[Records excerpted from a collection]
***
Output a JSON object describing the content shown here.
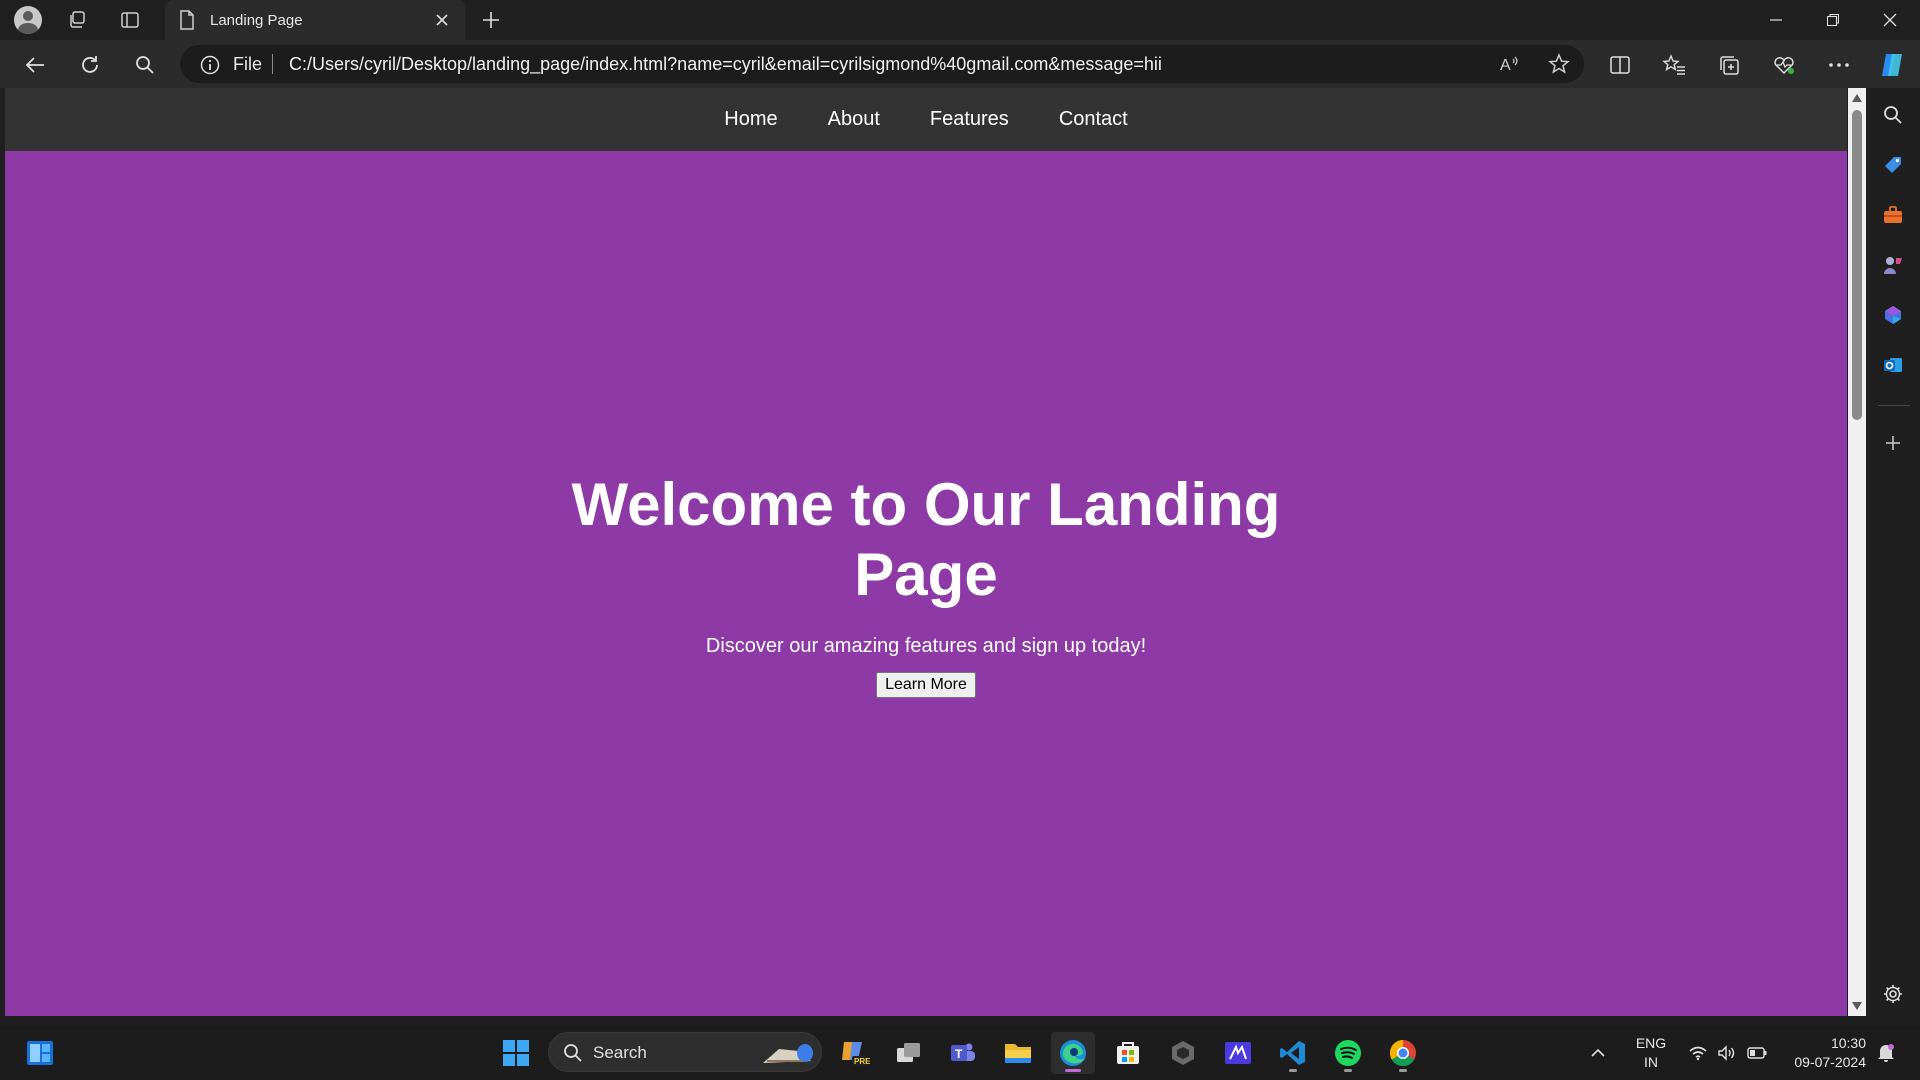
{
  "browser": {
    "tab_title": "Landing Page",
    "address": {
      "scheme_label": "File",
      "url": "C:/Users/cyril/Desktop/landing_page/index.html?name=cyril&email=cyrilsigmond%40gmail.com&message=hii"
    }
  },
  "page": {
    "nav": [
      "Home",
      "About",
      "Features",
      "Contact"
    ],
    "hero": {
      "title": "Welcome to Our Landing Page",
      "subtitle": "Discover our amazing features and sign up today!",
      "button": "Learn More"
    },
    "colors": {
      "navbar": "#333333",
      "hero_background": "#8e3aa6",
      "text": "#ffffff"
    }
  },
  "taskbar": {
    "search_label": "Search",
    "language": "ENG",
    "region": "IN",
    "time": "10:30",
    "date": "09-07-2024"
  },
  "icons": {
    "tabstrip": [
      "profile-avatar",
      "workspaces-icon",
      "vertical-tabs-icon",
      "page-icon",
      "close-icon",
      "plus-icon"
    ],
    "toolbar": [
      "back-arrow-icon",
      "refresh-icon",
      "search-icon",
      "info-icon",
      "read-aloud-icon",
      "favorite-star-icon",
      "split-screen-icon",
      "favorites-icon",
      "collections-icon",
      "browser-essentials-icon",
      "more-icon",
      "copilot-icon"
    ],
    "sidebar": [
      "search-icon",
      "shopping-tag-icon",
      "tools-icon",
      "games-icon",
      "m365-icon",
      "outlook-icon",
      "plus-icon",
      "settings-gear-icon"
    ],
    "taskbar": [
      "widgets-icon",
      "start-icon",
      "search-icon",
      "copilot-pre-icon",
      "task-view-icon",
      "teams-icon",
      "file-explorer-icon",
      "edge-icon",
      "store-icon",
      "app-icon",
      "powerapps-icon",
      "vscode-icon",
      "spotify-icon",
      "chrome-icon",
      "chevron-up-icon",
      "wifi-icon",
      "volume-icon",
      "battery-icon",
      "notification-bell-icon"
    ]
  }
}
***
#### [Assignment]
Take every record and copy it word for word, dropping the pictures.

#### [Exercise solution]
Output a JSON object describing the content shown here.
{
  "browser": {
    "tab_title": "Landing Page",
    "address": {
      "scheme_label": "File",
      "url": "C:/Users/cyril/Desktop/landing_page/index.html?name=cyril&email=cyrilsigmond%40gmail.com&message=hii"
    }
  },
  "page": {
    "nav": [
      "Home",
      "About",
      "Features",
      "Contact"
    ],
    "hero": {
      "title": "Welcome to Our Landing Page",
      "subtitle": "Discover our amazing features and sign up today!",
      "button": "Learn More"
    },
    "colors": {
      "navbar": "#333333",
      "hero_background": "#8e3aa6",
      "text": "#ffffff"
    }
  },
  "taskbar": {
    "search_label": "Search",
    "language": "ENG",
    "region": "IN",
    "time": "10:30",
    "date": "09-07-2024"
  },
  "icons": {
    "tabstrip": [
      "profile-avatar",
      "workspaces-icon",
      "vertical-tabs-icon",
      "page-icon",
      "close-icon",
      "plus-icon"
    ],
    "toolbar": [
      "back-arrow-icon",
      "refresh-icon",
      "search-icon",
      "info-icon",
      "read-aloud-icon",
      "favorite-star-icon",
      "split-screen-icon",
      "favorites-icon",
      "collections-icon",
      "browser-essentials-icon",
      "more-icon",
      "copilot-icon"
    ],
    "sidebar": [
      "search-icon",
      "shopping-tag-icon",
      "tools-icon",
      "games-icon",
      "m365-icon",
      "outlook-icon",
      "plus-icon",
      "settings-gear-icon"
    ],
    "taskbar": [
      "widgets-icon",
      "start-icon",
      "search-icon",
      "copilot-pre-icon",
      "task-view-icon",
      "teams-icon",
      "file-explorer-icon",
      "edge-icon",
      "store-icon",
      "app-icon",
      "powerapps-icon",
      "vscode-icon",
      "spotify-icon",
      "chrome-icon",
      "chevron-up-icon",
      "wifi-icon",
      "volume-icon",
      "battery-icon",
      "notification-bell-icon"
    ]
  }
}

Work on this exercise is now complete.